**Exercise details**
Lines of the listing below that contain the string "title" are to be returned.

**Data listing**
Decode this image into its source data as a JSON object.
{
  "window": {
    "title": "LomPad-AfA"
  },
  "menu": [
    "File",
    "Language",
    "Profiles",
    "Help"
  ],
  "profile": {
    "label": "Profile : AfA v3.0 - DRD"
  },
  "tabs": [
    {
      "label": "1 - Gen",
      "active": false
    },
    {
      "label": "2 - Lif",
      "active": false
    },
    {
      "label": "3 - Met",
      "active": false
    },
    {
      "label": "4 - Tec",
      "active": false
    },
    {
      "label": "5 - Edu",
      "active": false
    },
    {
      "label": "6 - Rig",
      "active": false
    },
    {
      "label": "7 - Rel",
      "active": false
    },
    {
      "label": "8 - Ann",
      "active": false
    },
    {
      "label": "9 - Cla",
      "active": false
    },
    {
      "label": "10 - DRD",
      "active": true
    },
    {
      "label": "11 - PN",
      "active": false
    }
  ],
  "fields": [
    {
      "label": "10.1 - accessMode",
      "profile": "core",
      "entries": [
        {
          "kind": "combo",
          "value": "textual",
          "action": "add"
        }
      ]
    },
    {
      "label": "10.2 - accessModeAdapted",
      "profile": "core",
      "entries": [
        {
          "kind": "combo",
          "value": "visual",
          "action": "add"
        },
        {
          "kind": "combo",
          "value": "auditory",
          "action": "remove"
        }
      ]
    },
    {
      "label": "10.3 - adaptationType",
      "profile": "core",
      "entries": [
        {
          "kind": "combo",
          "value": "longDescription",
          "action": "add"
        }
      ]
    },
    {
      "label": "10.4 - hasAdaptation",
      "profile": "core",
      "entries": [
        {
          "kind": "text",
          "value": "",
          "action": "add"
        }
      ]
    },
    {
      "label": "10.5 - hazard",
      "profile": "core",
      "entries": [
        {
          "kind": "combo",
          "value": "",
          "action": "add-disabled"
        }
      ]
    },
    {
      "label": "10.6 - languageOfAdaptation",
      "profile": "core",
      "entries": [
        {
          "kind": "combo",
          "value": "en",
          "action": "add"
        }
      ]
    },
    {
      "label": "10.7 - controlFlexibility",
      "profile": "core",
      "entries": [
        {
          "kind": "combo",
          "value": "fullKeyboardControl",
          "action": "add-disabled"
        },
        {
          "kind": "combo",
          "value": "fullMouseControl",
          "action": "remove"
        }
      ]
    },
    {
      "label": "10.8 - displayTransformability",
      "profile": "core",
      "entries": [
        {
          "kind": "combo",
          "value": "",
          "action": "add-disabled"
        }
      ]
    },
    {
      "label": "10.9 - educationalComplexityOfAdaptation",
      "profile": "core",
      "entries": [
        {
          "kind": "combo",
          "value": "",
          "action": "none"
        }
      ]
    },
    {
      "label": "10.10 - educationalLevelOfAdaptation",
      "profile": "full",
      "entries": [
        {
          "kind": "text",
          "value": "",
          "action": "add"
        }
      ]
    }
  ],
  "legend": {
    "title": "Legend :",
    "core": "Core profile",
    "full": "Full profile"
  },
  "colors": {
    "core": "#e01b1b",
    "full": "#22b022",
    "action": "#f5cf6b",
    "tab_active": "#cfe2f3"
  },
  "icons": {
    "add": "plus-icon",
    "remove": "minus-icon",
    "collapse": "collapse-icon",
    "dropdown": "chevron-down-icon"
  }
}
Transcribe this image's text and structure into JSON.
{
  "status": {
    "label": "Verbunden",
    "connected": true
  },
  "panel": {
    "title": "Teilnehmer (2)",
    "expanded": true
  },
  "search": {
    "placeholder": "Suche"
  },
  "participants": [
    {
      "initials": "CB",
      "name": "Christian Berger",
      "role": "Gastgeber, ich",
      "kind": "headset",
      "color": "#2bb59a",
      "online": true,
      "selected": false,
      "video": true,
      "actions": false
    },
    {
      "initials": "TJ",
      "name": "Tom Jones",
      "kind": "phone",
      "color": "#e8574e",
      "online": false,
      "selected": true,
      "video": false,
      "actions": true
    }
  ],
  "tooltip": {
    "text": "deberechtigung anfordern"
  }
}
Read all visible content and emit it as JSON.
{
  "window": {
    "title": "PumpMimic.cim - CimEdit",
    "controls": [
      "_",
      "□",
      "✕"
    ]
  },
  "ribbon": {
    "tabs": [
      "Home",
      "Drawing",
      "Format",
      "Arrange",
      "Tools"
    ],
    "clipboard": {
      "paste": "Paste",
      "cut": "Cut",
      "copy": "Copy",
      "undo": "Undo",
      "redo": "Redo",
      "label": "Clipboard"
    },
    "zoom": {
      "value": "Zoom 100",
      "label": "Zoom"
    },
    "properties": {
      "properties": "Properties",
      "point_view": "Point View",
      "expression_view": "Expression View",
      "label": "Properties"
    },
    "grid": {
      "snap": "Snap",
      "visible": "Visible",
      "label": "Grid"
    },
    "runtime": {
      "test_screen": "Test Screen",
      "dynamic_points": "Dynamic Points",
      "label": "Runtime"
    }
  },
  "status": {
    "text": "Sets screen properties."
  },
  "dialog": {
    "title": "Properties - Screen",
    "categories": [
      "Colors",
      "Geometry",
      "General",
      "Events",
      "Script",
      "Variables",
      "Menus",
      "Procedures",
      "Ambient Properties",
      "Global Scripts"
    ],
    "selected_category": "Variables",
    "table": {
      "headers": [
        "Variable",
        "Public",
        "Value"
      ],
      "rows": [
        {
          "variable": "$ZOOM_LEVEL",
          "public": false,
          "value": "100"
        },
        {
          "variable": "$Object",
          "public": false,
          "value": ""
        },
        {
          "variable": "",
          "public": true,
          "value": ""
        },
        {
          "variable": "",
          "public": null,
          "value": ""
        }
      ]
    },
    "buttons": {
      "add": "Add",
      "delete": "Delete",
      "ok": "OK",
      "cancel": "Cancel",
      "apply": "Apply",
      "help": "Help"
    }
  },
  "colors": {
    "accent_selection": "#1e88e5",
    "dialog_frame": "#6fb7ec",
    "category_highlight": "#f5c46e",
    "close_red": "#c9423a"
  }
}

**Written response**
    "title": "LomPad-AfA"
    "title": "Legend :",
    "title": "Teilnehmer (2)",
    "title": "PumpMimic.cim - CimEdit",
    "title": "Properties - Screen",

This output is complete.